Access at seashore locations
The stairs at Nauset Light Beach in Eastham are closed due to storm damage. Herring Cove North Lot in Provincetown sustained damage resulting in closure of multiple parking spaces. The Nauset Marsh Trail bridge was destroyed in a 2012 storm. More »
Climate Friendly Parks Program at Cape Cod National Seashore
Climate Friendly Parks
The Climate Friendly Parks Program (CFP) is a collaboration of the National Park Service and the U.S. Environmental Protection Agency that helps parks fulfill their role as stewards of the nation’s most important natural and cultural resources. The program provides national parks with comprehensive support and with tools and resources to address climate change both within park boundaries and in surrounding communities.
Climate Friendly Park Action Plan Implementation
From May 19-20, 2010, Cape Cod National Seashore hosted a Climate Friendly Parks Workshop to begin developing a Climate Action Plan.
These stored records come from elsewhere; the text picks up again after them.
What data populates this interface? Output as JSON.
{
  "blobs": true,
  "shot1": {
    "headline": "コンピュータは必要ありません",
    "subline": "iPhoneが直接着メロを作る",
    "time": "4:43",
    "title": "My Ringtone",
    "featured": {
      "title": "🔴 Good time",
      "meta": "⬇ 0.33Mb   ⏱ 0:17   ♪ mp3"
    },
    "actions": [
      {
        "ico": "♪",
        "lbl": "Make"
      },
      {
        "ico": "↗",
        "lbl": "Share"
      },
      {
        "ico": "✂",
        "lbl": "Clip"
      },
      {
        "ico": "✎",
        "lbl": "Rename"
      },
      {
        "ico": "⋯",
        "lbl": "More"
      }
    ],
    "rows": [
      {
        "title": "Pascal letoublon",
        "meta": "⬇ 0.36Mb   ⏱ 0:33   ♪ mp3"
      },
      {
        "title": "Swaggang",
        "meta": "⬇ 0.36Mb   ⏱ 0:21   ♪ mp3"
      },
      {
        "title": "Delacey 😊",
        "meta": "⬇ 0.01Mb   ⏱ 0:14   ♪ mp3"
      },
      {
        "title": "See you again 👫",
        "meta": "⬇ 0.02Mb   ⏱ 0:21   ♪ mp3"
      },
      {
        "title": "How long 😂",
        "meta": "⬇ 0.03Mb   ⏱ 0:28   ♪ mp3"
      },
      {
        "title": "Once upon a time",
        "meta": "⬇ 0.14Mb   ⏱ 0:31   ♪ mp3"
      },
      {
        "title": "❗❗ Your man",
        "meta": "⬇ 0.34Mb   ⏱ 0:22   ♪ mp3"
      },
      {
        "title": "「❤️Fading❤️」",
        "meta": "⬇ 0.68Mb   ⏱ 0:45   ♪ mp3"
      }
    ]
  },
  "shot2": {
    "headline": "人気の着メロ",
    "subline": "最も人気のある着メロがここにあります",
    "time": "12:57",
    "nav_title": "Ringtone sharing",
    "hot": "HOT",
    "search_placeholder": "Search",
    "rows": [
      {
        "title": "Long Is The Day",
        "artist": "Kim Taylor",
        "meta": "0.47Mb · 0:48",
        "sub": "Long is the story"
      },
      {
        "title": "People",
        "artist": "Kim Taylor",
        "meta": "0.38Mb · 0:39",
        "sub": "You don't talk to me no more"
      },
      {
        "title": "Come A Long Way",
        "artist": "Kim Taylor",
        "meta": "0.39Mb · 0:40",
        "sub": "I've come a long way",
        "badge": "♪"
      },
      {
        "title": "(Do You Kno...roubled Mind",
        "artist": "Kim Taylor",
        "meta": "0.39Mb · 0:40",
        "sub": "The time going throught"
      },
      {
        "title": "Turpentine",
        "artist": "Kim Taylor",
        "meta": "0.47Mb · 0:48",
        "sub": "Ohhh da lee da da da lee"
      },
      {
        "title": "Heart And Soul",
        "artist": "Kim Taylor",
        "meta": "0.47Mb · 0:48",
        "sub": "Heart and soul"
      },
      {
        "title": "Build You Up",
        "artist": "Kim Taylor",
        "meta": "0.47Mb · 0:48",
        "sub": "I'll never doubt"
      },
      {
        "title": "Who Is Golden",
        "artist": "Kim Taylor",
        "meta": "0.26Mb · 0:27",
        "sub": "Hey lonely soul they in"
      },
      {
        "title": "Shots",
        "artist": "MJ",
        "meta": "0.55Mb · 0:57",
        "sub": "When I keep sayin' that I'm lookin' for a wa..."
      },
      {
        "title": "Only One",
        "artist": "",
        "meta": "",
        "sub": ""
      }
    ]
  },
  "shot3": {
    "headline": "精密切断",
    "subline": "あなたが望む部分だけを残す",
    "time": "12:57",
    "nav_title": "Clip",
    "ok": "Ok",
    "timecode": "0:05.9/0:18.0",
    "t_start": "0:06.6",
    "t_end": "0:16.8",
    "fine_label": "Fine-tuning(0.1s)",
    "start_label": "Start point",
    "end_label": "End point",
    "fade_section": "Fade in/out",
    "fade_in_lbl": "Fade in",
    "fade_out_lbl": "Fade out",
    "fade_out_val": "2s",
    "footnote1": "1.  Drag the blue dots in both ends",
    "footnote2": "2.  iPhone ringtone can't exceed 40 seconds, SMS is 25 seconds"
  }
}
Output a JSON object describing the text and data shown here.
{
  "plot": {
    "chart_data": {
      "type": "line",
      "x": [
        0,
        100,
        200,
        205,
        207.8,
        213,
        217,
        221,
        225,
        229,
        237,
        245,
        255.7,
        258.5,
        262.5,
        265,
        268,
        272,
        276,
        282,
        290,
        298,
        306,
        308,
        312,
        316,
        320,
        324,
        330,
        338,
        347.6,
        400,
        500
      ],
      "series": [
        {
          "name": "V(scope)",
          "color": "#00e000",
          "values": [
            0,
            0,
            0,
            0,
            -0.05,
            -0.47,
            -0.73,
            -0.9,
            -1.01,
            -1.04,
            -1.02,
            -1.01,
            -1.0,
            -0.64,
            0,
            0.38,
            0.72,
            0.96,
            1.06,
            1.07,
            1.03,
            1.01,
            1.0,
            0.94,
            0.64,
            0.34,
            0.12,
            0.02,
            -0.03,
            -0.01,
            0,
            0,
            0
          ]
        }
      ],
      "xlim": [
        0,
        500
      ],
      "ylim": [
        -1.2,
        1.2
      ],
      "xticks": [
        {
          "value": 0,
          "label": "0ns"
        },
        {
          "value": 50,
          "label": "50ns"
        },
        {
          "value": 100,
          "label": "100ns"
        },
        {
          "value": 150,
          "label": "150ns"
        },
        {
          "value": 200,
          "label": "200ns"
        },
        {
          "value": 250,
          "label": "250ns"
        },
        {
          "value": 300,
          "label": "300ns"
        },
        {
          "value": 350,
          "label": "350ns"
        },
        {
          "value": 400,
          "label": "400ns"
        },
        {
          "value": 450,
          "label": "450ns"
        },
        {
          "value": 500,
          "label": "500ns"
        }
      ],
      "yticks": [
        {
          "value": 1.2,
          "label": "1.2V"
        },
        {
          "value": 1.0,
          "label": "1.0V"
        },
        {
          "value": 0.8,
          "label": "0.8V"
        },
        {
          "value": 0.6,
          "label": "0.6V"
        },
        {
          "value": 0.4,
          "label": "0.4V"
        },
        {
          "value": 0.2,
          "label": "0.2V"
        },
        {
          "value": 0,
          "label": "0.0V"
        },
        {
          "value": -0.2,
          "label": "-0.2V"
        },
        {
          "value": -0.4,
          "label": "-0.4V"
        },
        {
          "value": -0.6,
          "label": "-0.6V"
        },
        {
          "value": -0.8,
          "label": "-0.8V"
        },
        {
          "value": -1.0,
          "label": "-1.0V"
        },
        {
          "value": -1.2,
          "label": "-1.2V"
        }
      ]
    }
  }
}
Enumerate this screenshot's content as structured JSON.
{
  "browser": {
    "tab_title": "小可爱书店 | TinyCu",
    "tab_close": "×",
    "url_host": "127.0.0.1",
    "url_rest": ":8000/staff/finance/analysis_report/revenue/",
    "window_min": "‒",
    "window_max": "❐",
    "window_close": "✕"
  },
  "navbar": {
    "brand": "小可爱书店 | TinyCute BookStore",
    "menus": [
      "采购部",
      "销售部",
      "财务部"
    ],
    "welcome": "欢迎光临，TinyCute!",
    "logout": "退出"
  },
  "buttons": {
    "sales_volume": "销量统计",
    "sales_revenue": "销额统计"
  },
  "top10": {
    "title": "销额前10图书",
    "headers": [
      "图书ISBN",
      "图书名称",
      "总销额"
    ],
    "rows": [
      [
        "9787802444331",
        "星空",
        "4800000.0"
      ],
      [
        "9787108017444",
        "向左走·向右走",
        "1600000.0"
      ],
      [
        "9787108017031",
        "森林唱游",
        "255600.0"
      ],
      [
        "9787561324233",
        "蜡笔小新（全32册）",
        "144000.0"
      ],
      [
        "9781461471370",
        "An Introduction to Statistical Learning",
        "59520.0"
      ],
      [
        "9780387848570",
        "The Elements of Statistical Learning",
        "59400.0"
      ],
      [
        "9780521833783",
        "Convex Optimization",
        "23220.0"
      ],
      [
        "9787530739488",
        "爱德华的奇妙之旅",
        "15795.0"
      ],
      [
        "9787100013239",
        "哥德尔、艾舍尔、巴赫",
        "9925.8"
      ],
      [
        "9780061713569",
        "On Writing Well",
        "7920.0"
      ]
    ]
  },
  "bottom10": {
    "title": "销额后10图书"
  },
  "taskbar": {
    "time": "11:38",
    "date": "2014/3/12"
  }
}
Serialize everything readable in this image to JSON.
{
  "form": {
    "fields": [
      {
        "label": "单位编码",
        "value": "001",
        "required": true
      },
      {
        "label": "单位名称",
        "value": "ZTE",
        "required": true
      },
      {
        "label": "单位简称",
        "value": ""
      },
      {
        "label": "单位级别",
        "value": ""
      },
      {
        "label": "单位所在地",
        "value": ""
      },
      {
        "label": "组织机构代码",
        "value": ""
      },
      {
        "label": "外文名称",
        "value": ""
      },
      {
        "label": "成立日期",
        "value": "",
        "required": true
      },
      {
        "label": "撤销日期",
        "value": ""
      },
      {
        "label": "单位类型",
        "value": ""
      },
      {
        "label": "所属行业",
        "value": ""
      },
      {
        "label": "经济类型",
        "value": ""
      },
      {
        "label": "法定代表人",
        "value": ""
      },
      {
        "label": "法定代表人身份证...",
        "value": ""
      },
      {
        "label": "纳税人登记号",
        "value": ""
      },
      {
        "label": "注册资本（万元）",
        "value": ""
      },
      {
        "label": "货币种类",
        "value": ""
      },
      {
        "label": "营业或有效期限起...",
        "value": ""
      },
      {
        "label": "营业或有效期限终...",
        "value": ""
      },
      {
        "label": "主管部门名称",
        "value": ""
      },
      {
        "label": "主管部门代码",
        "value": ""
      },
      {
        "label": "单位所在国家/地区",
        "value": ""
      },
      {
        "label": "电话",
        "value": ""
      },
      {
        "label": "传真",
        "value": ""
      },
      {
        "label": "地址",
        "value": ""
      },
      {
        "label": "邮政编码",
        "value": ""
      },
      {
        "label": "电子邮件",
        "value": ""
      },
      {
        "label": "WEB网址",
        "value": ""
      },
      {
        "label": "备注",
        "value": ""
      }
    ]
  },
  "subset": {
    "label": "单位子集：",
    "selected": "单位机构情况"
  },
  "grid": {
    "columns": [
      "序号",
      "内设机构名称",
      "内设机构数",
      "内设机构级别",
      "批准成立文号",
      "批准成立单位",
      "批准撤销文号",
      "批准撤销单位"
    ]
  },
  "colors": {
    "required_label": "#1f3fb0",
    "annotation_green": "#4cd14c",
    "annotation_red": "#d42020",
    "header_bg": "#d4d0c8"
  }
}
This plan describes the actions (policies, programs, and measures) the park will take to reduce its GHG emissions.Read about the goals and sustainable strategies Cape Cod National Seashore will use to mitigate emissions and to adapt to climate change impacts in our Action Plan.
The park has a Green Team that meets monthly to develop, track, and implement climate friendly initiatives laid out in our Action Plan.
Climate Change Scenario Planning
The Interagency Climate Change Scenario Planning Cape Cod Pilot Project was established to develop a successful and replicable process for integrating climate change mitigation and adaptation measures into a transportation and land use planning strategy. Learn more at the Cape Cod National Seashore Scenario Planning page.
Climate Change Information
What is climate change? How does it affect our national parks, and specifically Cape Cod National Seashore? Learn more at these links:
How You Can Help
Calculate your carbon footprint and learn methods for reduction at these interactive websites.
Did You Know?
Most of the cattails on Cape Cod are an exotic, invasive species. While Typha latifolia (common cattail) is native, Typha angustifolia (narrowleaf cattail) is a Eurasian plant that is believed to have been brought to North America by the early colonists.